Veterinarian Crowell-Davis tells VetStreet, “You need to look at whether your cat has adequate opportunities for acceptable types of play and realize that just bringing home a fabric mouse stuffed with catnip isn’t going to cut it.” It’s good to keep a wide variety of toys on hand for your feline friend to stave off boredom and keep her active. If you work a lot consider getting another kitty with a similar energy level for your cat to play with or even hire a Rover sitter to stop by and and provide some focused playtime.
9. Cat attacks can be caused by frustration
Some cats display a behavior called redirected aggression that is caused by an external stimulus, such as an unfamiliar cat outside of a window. Your kitty may go into defensive mode and when you go to comfort them, they are still “on guard” and may lash out as an impulse. The ASPCA points out, “A redirected attack occurs only if an agitated cat is approached or there’s someone close by. The cat won’t go looking for someone to attack! It’s not a malicious or even intentional type of aggression. It’s almost like a reflex, done automatically without thought. This is why it’s never a good idea to break up a cat fight or approach an agitated cat showing defensive or offensive aggression postures.”

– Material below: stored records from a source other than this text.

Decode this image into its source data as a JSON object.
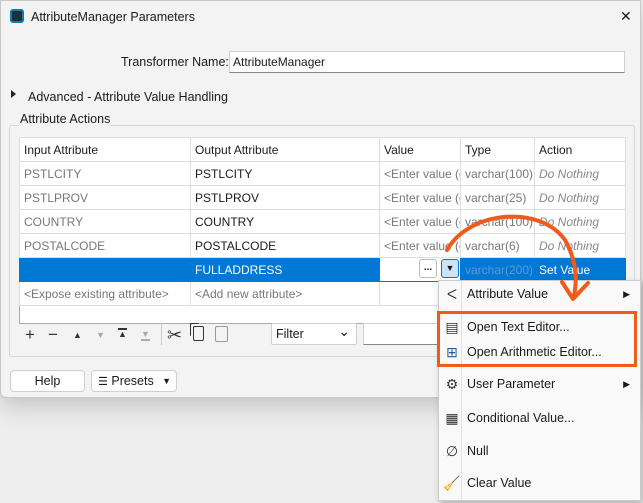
{
  "window": {
    "title": "AttributeManager Parameters",
    "close": "✕"
  },
  "transformer": {
    "label": "Transformer Name:",
    "value": "AttributeManager"
  },
  "advanced": {
    "label": "Advanced - Attribute Value Handling"
  },
  "group": {
    "label": "Attribute Actions"
  },
  "table": {
    "headers": [
      "Input Attribute",
      "Output Attribute",
      "Value",
      "Type",
      "Action"
    ],
    "rows": [
      [
        "PSTLCITY",
        "PSTLCITY",
        "<Enter value (o",
        "varchar(100)",
        "Do Nothing"
      ],
      [
        "PSTLPROV",
        "PSTLPROV",
        "<Enter value (o",
        "varchar(25)",
        "Do Nothing"
      ],
      [
        "COUNTRY",
        "COUNTRY",
        "<Enter value (o",
        "varchar(100)",
        "Do Nothing"
      ],
      [
        "POSTALCODE",
        "POSTALCODE",
        "<Enter value (o",
        "varchar(6)",
        "Do Nothing"
      ],
      [
        "",
        "FULLADDRESS",
        "",
        "varchar(200)",
        "Set Value"
      ]
    ],
    "new_row": [
      "<Expose existing attribute>",
      "<Add new attribute>"
    ],
    "ellipsis": "...",
    "dropdown": "▼"
  },
  "toolbar": {
    "filter": "Filter"
  },
  "buttons": {
    "help": "Help",
    "presets": "Presets"
  },
  "menu": {
    "items": [
      {
        "label": "Attribute Value",
        "icon": "attribute-value-icon",
        "submenu": true
      },
      {
        "label": "Open Text Editor...",
        "icon": "text-editor-icon"
      },
      {
        "label": "Open Arithmetic Editor...",
        "icon": "arithmetic-editor-icon"
      },
      {
        "label": "User Parameter",
        "icon": "user-parameter-icon",
        "submenu": true
      },
      {
        "label": "Conditional Value...",
        "icon": "conditional-value-icon"
      },
      {
        "label": "Null",
        "icon": "null-icon"
      },
      {
        "label": "Clear Value",
        "icon": "clear-value-icon"
      }
    ]
  },
  "colors": {
    "accent": "#0078d4",
    "annotation": "#f05a1a"
  }
}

10. Your cat may be acting out because she doesn’t feel well
The ASPCA notes there are a number of medical conditions that can cause or contribute to kitty aggression including “toxoplasmosis, hyperthyroidism, epilepsy, abscesses, arthritis, dental disease, rabies, trauma, and sensory decline or cognitive dysfunction in older cats.” If your kitty suddenly begins acting out, get her to the vet for a checkup to see if there is an underlying cause.
Overall, cat attacks are nothing more than good fun…

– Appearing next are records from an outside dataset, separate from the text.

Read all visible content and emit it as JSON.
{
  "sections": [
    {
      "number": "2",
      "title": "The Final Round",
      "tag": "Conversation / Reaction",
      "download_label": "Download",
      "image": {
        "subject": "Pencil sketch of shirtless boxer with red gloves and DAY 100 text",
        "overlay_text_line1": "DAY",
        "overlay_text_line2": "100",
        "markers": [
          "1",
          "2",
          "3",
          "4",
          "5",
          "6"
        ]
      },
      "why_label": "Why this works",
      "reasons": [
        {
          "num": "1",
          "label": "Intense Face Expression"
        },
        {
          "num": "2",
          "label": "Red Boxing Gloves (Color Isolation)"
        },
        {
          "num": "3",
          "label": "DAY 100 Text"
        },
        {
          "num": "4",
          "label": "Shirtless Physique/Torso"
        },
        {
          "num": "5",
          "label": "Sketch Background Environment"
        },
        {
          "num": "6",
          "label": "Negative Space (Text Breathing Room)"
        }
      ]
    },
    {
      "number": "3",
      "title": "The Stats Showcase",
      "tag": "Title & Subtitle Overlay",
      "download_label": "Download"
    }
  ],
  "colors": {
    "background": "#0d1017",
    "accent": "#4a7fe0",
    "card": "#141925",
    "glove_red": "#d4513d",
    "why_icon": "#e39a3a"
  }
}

…even if they sometimes result in a scratch here and there. If you think your cat is attacking for more nefarious reasons or might have a behavior issue, here are some ideas to explore:
- Watch for warning signs: cat body language is pretty easy to read. If your kitty has enlarged pupils, a quickly swishing tail, hair standing on end, flattened ears or is making growling noises, he is telling you to back off. Heed his warning. Move away from the cat and avoid further aggravating the situation.

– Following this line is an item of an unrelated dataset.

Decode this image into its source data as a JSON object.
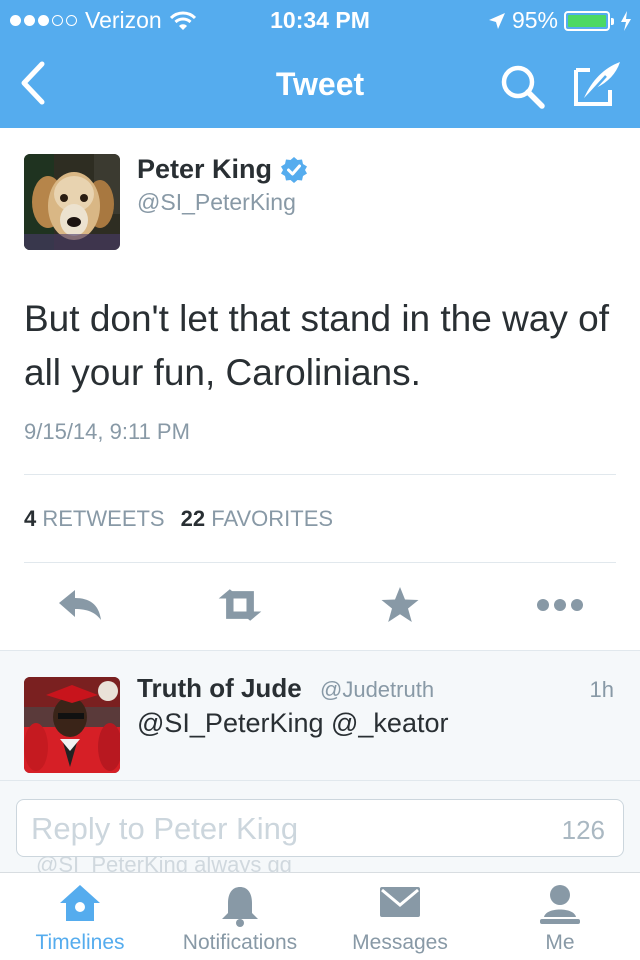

- Diversion: if your cat’s attacks are too frequent or getting a bit rough try diverting her attention with a quick squirt from a squirt bottle or by making a loud noise such as a clap. Many times, these interjections are enough to get her to snap out if it.
- Redirection: as with above, trying to change the focus of your cat’s attention can be very helpful. Grab a wand toy or other interactive toy that you can use to direct kitty’s attention away from you and toward something more appropriate.
- Claw care: if your cat will allow it, keep his claws nice and trim to reduce the likelihood of collateral scratch damage during an attack. If you absolutely can not trim your cat’s nails but scratching is an issue, talk to your vet about nail caps. These might take a little bit of getting used to for your kitty but they are a safe and humane option.
- No roughhousing: Do not play rough with a kitten or cat or try to force them to do things (like forced holding or restraining by tail-pulling). Cats do not have the same play interaction patterns that people or dogs do so it’s important to teach them how to play appropriately so no one gets hurt. As the smart folks over at CatHealth.com point out, “Even a small tap on the nose can be perceived as a challenge and escalate the aggression.” If you have an overzealous kitten simply make a loud squeak or say “ouch!” while withdrawing your hand or person and they will quickly get the idea.
- Consult an expert: If you are having serious issue with cat attacks that are causing injury to you or others most definitely reach out to a behaviorist or your vet. These experts can help you identify just what it is that is setting your kitty off and come up with ideas for managing the behavior. In some extreme cases kitties can suffer from something called idiopathic aggression, which can be dangerous. A behaviorist or veterinary professional can help you identify this severe type of aggression and work with you to figure out how best to balance quality of life issues for both you and your cat.